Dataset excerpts
-=-=-=-=-

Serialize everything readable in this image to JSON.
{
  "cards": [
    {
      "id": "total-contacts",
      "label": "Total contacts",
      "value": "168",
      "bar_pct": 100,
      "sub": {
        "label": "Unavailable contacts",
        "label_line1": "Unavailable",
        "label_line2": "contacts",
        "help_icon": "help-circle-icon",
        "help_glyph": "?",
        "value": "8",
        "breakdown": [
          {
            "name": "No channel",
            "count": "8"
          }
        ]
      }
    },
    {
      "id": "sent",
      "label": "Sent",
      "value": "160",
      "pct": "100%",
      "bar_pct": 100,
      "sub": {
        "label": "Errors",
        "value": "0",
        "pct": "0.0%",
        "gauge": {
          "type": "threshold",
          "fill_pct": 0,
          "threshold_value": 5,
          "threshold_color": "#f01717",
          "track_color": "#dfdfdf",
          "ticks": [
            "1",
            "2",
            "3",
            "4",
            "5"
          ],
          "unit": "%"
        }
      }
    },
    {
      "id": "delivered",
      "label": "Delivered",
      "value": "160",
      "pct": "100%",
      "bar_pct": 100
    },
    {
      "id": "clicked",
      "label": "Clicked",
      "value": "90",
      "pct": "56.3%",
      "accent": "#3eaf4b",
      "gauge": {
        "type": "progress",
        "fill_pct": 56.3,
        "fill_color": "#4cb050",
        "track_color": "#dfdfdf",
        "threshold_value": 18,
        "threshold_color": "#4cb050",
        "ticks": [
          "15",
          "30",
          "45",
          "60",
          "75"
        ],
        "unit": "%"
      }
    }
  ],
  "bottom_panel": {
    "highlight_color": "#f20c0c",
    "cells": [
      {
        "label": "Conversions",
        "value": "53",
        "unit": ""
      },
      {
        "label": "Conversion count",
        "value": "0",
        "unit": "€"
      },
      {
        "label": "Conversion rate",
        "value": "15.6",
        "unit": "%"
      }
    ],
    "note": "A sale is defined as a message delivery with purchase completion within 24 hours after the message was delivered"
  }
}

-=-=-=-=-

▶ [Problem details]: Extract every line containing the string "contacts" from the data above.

▶ [Final answer]:
      "id": "total-contacts",
      "label": "Total contacts",
        "label": "Unavailable contacts",
        "label_line2": "contacts",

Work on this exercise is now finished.